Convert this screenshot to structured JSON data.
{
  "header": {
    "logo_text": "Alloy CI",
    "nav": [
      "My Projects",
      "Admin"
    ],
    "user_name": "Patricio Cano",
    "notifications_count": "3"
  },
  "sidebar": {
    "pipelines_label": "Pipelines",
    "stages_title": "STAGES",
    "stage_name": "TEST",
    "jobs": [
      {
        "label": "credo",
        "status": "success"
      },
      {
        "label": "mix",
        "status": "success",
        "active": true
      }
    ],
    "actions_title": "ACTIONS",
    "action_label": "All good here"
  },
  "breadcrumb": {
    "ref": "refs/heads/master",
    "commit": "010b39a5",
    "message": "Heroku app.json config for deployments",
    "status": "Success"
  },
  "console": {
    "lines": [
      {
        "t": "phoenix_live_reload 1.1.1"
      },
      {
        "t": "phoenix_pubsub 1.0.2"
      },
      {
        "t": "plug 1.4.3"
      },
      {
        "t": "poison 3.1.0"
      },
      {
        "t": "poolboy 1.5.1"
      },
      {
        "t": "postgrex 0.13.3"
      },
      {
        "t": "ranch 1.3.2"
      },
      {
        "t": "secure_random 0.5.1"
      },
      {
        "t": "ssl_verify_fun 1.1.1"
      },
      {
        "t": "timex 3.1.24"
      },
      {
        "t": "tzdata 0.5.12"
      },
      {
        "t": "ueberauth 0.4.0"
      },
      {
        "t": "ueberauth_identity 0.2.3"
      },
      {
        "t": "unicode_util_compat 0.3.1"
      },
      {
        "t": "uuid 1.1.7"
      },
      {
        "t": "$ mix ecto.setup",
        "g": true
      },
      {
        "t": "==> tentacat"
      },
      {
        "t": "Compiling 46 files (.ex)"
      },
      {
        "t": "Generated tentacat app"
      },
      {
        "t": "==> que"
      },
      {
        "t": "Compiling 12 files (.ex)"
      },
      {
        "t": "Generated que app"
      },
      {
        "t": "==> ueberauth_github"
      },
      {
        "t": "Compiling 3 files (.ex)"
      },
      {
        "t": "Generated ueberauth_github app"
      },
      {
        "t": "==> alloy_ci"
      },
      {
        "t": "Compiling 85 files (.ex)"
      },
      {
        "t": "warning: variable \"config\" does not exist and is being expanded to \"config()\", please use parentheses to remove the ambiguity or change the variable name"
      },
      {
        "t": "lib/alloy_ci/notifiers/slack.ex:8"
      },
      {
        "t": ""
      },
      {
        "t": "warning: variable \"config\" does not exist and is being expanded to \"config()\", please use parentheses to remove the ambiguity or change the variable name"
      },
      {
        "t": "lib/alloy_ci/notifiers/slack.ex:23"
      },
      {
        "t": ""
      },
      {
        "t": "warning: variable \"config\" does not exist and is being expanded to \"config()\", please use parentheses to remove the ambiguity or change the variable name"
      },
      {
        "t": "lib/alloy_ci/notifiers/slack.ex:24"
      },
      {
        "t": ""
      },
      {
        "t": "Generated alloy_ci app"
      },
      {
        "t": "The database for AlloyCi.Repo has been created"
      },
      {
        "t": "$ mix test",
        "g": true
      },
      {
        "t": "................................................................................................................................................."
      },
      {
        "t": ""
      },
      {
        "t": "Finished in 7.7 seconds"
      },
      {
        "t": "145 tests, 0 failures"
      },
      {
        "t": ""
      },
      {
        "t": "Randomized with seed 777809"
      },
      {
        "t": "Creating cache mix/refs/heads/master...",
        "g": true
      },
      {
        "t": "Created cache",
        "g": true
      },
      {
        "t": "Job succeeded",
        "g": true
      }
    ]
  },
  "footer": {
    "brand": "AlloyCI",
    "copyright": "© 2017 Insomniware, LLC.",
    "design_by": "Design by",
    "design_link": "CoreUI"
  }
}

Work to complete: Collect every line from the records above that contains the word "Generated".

Answer for the task:
        "t": "Generated tentacat app"
        "t": "Generated que app"
        "t": "Generated ueberauth_github app"
        "t": "Generated alloy_ci app"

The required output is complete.